■ Work to complete ■
Scan the material below for lines with the word "arrow". Reply with the count and no other words.

■ Input ■
################

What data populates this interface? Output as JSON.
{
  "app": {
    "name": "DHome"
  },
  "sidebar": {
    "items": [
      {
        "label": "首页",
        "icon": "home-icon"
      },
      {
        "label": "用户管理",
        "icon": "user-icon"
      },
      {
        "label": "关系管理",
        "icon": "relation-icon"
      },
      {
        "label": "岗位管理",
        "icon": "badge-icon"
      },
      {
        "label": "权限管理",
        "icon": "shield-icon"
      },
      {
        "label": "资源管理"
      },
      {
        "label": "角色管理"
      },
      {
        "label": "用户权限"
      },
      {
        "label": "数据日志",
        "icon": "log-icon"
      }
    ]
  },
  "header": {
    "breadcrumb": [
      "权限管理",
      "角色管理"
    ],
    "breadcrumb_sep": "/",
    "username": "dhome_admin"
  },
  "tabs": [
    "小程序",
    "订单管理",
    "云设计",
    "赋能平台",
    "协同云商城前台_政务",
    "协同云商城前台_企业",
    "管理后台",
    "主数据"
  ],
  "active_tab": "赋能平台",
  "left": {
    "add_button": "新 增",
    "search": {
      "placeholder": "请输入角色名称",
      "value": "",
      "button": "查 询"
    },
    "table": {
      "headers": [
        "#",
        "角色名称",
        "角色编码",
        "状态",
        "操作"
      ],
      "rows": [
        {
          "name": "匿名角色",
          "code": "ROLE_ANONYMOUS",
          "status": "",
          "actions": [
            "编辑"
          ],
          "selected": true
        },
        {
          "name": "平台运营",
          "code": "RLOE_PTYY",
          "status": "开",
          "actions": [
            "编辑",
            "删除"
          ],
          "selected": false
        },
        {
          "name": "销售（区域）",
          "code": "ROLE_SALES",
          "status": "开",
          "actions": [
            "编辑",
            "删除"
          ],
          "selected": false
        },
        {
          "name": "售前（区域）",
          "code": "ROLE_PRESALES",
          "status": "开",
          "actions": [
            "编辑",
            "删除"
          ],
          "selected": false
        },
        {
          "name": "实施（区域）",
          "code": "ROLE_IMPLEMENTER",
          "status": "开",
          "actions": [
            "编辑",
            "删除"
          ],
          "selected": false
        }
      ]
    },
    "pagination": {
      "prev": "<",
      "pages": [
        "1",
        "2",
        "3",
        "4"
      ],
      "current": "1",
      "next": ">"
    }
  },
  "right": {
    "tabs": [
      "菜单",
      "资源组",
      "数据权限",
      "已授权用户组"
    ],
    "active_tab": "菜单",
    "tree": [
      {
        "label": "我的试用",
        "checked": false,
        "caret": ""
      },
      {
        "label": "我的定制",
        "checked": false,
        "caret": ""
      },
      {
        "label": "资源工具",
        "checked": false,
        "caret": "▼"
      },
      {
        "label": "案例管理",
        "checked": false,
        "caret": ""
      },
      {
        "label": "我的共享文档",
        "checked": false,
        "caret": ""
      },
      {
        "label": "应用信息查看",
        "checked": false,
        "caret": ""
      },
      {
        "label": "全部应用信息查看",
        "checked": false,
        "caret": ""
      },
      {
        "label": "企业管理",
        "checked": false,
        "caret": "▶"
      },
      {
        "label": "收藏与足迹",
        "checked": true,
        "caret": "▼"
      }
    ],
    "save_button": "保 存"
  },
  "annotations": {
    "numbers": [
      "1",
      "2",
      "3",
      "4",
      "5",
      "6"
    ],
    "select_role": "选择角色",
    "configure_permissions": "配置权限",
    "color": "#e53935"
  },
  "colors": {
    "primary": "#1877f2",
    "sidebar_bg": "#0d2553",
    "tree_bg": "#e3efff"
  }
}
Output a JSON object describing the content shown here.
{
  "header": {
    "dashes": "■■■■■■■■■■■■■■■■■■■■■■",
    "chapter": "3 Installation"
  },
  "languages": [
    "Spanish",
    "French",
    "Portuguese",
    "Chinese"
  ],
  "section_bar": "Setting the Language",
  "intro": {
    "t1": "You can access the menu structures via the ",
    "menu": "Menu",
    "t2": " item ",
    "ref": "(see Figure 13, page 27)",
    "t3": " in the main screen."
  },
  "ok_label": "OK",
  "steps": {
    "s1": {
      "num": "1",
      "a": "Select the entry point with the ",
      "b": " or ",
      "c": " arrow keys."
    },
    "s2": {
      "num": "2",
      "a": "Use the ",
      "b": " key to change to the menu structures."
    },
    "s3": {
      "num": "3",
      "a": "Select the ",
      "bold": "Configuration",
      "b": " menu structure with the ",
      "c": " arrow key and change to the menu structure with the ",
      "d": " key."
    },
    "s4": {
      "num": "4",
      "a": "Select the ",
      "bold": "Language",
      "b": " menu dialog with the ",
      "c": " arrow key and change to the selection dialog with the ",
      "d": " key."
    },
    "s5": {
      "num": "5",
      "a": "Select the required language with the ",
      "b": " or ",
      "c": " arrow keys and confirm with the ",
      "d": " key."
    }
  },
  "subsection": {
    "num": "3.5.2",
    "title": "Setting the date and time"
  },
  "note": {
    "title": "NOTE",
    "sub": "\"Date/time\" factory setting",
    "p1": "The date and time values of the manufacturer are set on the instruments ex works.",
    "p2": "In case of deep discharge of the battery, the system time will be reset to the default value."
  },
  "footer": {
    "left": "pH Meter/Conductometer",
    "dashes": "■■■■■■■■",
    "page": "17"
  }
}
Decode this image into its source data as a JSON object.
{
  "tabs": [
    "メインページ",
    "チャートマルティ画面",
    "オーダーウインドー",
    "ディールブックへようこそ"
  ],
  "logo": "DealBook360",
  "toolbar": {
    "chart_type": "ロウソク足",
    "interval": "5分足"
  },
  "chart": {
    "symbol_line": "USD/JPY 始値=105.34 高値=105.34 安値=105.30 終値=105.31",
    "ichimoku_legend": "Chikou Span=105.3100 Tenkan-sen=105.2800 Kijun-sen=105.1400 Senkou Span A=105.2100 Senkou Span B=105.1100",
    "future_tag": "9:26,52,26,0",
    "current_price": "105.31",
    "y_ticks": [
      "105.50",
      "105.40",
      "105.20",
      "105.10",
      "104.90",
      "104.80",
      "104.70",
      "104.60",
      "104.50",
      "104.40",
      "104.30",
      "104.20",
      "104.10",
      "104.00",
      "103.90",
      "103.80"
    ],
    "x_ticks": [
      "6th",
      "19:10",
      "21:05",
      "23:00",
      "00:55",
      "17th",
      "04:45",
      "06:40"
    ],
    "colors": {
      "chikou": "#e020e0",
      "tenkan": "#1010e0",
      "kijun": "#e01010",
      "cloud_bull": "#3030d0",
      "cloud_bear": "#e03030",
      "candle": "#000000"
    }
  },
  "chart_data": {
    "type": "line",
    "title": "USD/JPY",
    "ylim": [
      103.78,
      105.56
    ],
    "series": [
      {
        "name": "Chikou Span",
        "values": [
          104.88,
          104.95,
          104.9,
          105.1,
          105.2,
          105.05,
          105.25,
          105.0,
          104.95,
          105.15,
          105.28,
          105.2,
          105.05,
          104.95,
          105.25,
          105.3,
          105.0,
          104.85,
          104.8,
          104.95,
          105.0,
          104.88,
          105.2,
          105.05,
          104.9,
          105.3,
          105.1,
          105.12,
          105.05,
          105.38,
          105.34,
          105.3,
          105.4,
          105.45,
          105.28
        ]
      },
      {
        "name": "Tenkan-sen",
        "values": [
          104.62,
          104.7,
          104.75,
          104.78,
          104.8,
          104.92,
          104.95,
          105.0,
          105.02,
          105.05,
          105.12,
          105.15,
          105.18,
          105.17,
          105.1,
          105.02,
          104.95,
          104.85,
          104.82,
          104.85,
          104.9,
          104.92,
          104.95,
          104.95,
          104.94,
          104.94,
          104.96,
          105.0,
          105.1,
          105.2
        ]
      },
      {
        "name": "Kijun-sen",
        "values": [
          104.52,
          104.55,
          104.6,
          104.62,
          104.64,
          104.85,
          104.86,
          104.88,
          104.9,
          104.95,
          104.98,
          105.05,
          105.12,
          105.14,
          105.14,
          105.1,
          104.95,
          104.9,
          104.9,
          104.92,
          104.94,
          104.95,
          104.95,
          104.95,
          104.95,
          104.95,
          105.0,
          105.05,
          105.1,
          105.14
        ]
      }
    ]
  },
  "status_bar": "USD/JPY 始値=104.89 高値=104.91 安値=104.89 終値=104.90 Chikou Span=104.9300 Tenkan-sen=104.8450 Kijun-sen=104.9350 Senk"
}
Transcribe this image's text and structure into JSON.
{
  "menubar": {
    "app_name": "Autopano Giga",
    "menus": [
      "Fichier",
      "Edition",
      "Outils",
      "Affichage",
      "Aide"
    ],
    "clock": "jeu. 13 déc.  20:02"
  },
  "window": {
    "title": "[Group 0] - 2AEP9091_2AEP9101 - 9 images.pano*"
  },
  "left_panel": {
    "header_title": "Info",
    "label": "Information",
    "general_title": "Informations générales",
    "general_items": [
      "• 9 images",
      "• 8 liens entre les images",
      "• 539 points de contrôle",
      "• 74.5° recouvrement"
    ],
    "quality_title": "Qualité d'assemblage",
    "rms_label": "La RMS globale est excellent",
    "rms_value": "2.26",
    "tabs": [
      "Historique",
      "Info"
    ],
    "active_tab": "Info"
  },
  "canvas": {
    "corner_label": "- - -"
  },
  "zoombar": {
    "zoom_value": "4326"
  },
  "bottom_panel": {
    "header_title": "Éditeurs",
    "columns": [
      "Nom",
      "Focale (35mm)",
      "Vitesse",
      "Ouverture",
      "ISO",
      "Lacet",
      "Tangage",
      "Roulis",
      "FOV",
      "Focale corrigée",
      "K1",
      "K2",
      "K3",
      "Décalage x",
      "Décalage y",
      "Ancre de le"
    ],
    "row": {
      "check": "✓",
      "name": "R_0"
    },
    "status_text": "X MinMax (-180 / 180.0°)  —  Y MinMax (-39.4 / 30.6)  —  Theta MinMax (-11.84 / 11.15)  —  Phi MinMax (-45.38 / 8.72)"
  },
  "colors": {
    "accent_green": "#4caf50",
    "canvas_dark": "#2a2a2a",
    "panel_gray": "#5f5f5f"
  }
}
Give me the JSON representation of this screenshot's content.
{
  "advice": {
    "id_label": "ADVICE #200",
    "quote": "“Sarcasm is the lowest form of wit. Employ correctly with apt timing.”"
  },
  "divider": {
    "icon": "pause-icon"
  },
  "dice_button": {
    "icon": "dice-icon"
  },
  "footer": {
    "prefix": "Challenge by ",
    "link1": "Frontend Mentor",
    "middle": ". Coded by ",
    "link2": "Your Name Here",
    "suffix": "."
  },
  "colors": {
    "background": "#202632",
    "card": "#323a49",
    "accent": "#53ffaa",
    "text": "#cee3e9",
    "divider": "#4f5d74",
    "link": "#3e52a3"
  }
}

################

■ Exercise result ■
4